TASK TO CARRY OUT: Go through the listing and count the lines with "Insight" in them; write only the number.

RECORDS SHOWN:
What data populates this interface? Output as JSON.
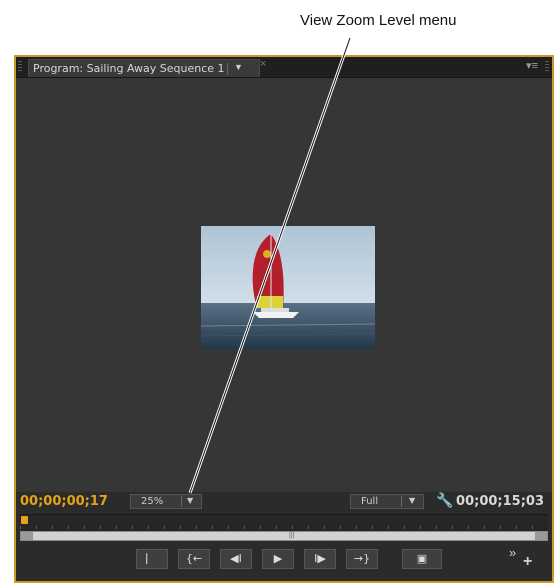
{
  "callout": {
    "label": "View Zoom Level menu"
  },
  "panel": {
    "tab_title": "Program: Sailing Away Sequence 1",
    "tab_dropdown_icon": "triangle-down-icon",
    "tab_close_icon": "close-icon",
    "panel_menu_icon": "panel-menu-icon"
  },
  "monitor": {
    "current_timecode": "00;00;00;17",
    "zoom_level": "25%",
    "resolution": "Full",
    "duration_timecode": "00;00;15;03"
  },
  "transport": {
    "buttons": [
      {
        "name": "mark-in-button",
        "glyph": "⎸"
      },
      {
        "name": "go-to-in-button",
        "glyph": "{←"
      },
      {
        "name": "step-back-button",
        "glyph": "◀I"
      },
      {
        "name": "play-button",
        "glyph": "▶"
      },
      {
        "name": "step-forward-button",
        "glyph": "I▶"
      },
      {
        "name": "go-to-out-button",
        "glyph": "→}"
      },
      {
        "name": "export-frame-button",
        "glyph": "▣"
      }
    ],
    "more_glyph": "»",
    "add_glyph": "+"
  },
  "colors": {
    "accent": "#e6a21a",
    "panel_bg": "#2b2b2b",
    "border": "#c89a2a"
  }
}
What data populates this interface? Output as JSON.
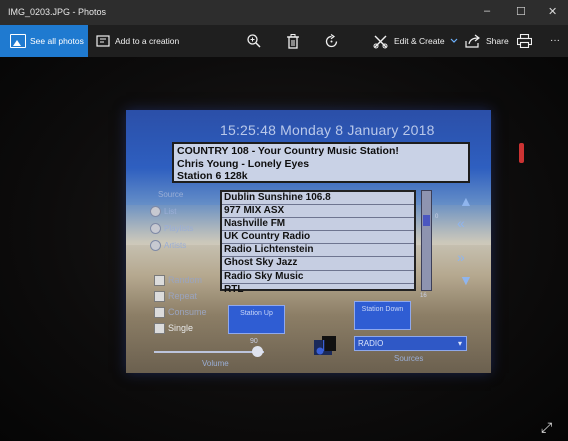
{
  "window": {
    "title": "IMG_0203.JPG - Photos",
    "minimize_glyph": "–",
    "maximize_glyph": "☐",
    "close_glyph": "✕"
  },
  "toolbar": {
    "see_all": "See all photos",
    "add_to_creation": "Add to a creation",
    "edit_create": "Edit & Create",
    "share": "Share",
    "more_glyph": "···",
    "icons": [
      "image-icon",
      "add-creation-icon",
      "zoom-icon",
      "delete-icon",
      "rotate-icon",
      "edit-icon",
      "chevron-down-icon",
      "share-icon",
      "print-icon",
      "more-icon"
    ],
    "accent_color": "#1f7ad0"
  },
  "photo": {
    "clock": "15:25:48 Monday  8 January 2018",
    "info_lines": [
      "COUNTRY 108 - Your Country Music Station!",
      "Chris Young - Lonely Eyes",
      "Station 6 128k"
    ],
    "source_label": "Source",
    "radio_options": [
      "List",
      "Playlists",
      "Artists"
    ],
    "stations": [
      "Dublin Sunshine 106.8",
      "977 MIX ASX",
      "Nashville FM",
      "UK Country Radio",
      "Radio Lichtenstein",
      "Ghost Sky Jazz",
      "Radio Sky Music",
      "RTL"
    ],
    "scroll_min": "0",
    "scroll_max": "16",
    "checkboxes": [
      "Random",
      "Repeat",
      "Consume",
      "Single"
    ],
    "station_up": "Station Up",
    "station_down": "Station Down",
    "volume_label": "Volume",
    "volume_value": "90",
    "volume_level_percent": 90,
    "source_select_value": "RADIO",
    "sources_label": "Sources"
  }
}
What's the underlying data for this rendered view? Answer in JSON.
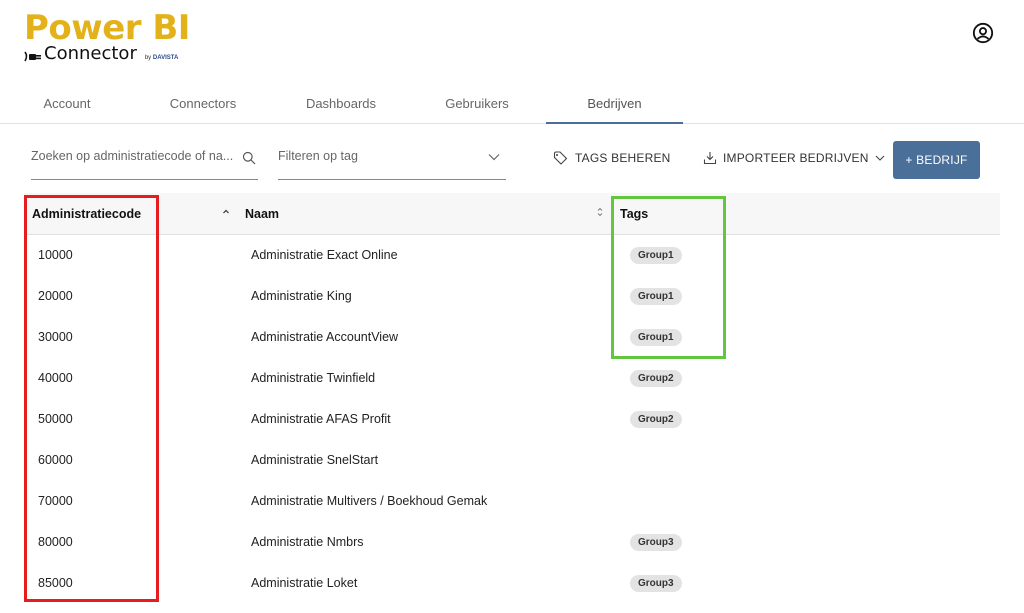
{
  "logo": {
    "title": "Power BI",
    "subtitle": "Connector",
    "by": "by",
    "brand": "DAVISTA"
  },
  "tabs": [
    {
      "label": "Account",
      "active": false
    },
    {
      "label": "Connectors",
      "active": false
    },
    {
      "label": "Dashboards",
      "active": false
    },
    {
      "label": "Gebruikers",
      "active": false
    },
    {
      "label": "Bedrijven",
      "active": true
    }
  ],
  "toolbar": {
    "search_placeholder": "Zoeken op administratiecode of na...",
    "filter_placeholder": "Filteren op tag",
    "manage_tags_label": "TAGS BEHEREN",
    "import_label": "IMPORTEER BEDRIJVEN",
    "add_label": "+ BEDRIJF"
  },
  "table": {
    "headers": {
      "code": "Administratiecode",
      "name": "Naam",
      "tags": "Tags"
    },
    "rows": [
      {
        "code": "10000",
        "name": "Administratie Exact Online",
        "tag": "Group1"
      },
      {
        "code": "20000",
        "name": "Administratie King",
        "tag": "Group1"
      },
      {
        "code": "30000",
        "name": "Administratie AccountView",
        "tag": "Group1"
      },
      {
        "code": "40000",
        "name": "Administratie Twinfield",
        "tag": "Group2"
      },
      {
        "code": "50000",
        "name": "Administratie AFAS Profit",
        "tag": "Group2"
      },
      {
        "code": "60000",
        "name": "Administratie SnelStart",
        "tag": ""
      },
      {
        "code": "70000",
        "name": "Administratie Multivers / Boekhoud Gemak",
        "tag": ""
      },
      {
        "code": "80000",
        "name": "Administratie Nmbrs",
        "tag": "Group3"
      },
      {
        "code": "85000",
        "name": "Administratie Loket",
        "tag": "Group3"
      }
    ]
  },
  "colors": {
    "accent": "#4a6f99",
    "logo_yellow": "#e3b21b",
    "highlight_red": "#e51d1d",
    "highlight_green": "#63c640"
  },
  "icons": {
    "user": "user-circle-icon",
    "search": "search-icon",
    "tag": "tag-icon",
    "import": "import-icon",
    "chevron": "chevron-down-icon"
  }
}
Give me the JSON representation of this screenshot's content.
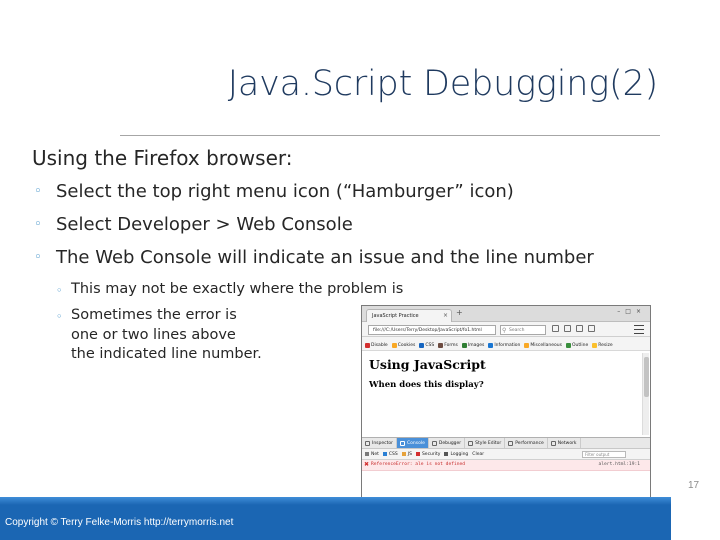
{
  "slide": {
    "title": "Java.Script Debugging(2)",
    "bullet_main": "Using the Firefox browser:",
    "sub_bullets": [
      "Select the top right menu icon (“Hamburger” icon)",
      "Select Developer > Web Console",
      "The Web Console will indicate an issue and the line number"
    ],
    "sub_sub_bullets": [
      "This may not be exactly where the problem is",
      "Sometimes the error is",
      "one or two lines above",
      "the indicated line number."
    ],
    "footer": "Copyright © Terry Felke-Morris http://terrymorris.net",
    "page_number": "17",
    "accent_color": "#1b66b3",
    "bullet_marker_color": "#3b8ec6"
  },
  "browser": {
    "tab_title": "JavaScript Practice",
    "url": "file:///C:/Users/Terry/Desktop/JavaScript/fo1.html",
    "search_placeholder": "Search",
    "bookmarks": [
      {
        "label": "Disable",
        "color": "#d32f2f"
      },
      {
        "label": "Cookies",
        "color": "#f9a825"
      },
      {
        "label": "CSS",
        "color": "#1565c0"
      },
      {
        "label": "Forms",
        "color": "#6d4c41"
      },
      {
        "label": "Images",
        "color": "#2e7d32"
      },
      {
        "label": "Information",
        "color": "#1976d2"
      },
      {
        "label": "Miscellaneous",
        "color": "#f9a825"
      },
      {
        "label": "Outline",
        "color": "#388e3c"
      },
      {
        "label": "Resize",
        "color": "#fbc02d"
      }
    ],
    "page_heading": "Using JavaScript",
    "page_subheading": "When does this display?",
    "devtools_tabs": [
      "Inspector",
      "Console",
      "Debugger",
      "Style Editor",
      "Performance",
      "Network"
    ],
    "devtools_active_tab": "Console",
    "filter_tabs": [
      "Net",
      "CSS",
      "JS",
      "Security",
      "Logging",
      "Clear"
    ],
    "filter_placeholder": "Filter output",
    "error_message": "ReferenceError: ale is not defined",
    "error_location": "alert.html:19:1",
    "console_prompt": "»"
  }
}
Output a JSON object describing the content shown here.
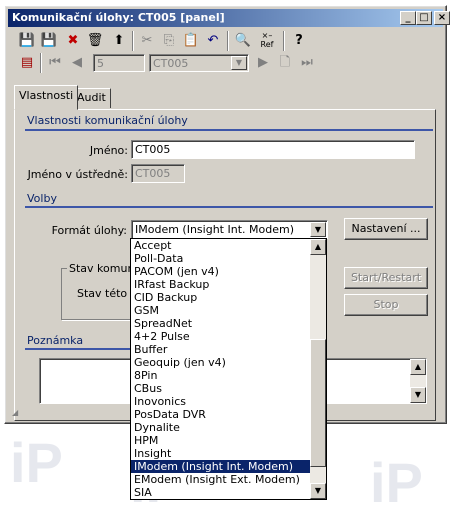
{
  "window": {
    "title": "Komunikační úlohy: CT005 [panel]"
  },
  "titlebar_buttons": {
    "minimize": "_",
    "maximize": "□",
    "close": "×"
  },
  "toolbar": {
    "record_number": "5",
    "record_combo": "CT005",
    "ref_label": "Ref"
  },
  "tabs": [
    {
      "label": "Vlastnosti"
    },
    {
      "label": "Audit"
    }
  ],
  "sections": {
    "properties": "Vlastnosti komunikační úlohy",
    "options": "Volby",
    "note": "Poznámka"
  },
  "fields": {
    "name_label": "Jméno:",
    "name_value": "CT005",
    "panel_name_label": "Jméno v ústředně:",
    "panel_name_value": "CT005",
    "format_label": "Formát úlohy:",
    "format_value": "IModem (Insight Int. Modem)"
  },
  "buttons": {
    "settings": "Nastavení ...",
    "start_restart": "Start/Restart",
    "stop": "Stop"
  },
  "status_group": {
    "title": "Stav komuni",
    "text": "Stav této k"
  },
  "dropdown": {
    "options": [
      "Accept",
      "Poll-Data",
      "PACOM (jen v4)",
      "IRfast Backup",
      "CID Backup",
      "GSM",
      "SpreadNet",
      "4+2 Pulse",
      "Buffer",
      "Geoquip (jen v4)",
      "8Pin",
      "CBus",
      "Inovonics",
      "PosData DVR",
      "Dynalite",
      "HPM",
      "Insight",
      "IModem (Insight Int. Modem)",
      "EModem (Insight Ext. Modem)",
      "SIA"
    ],
    "selected_index": 17
  },
  "background_logo": "iP"
}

RESULT FOR THIS TASK: 4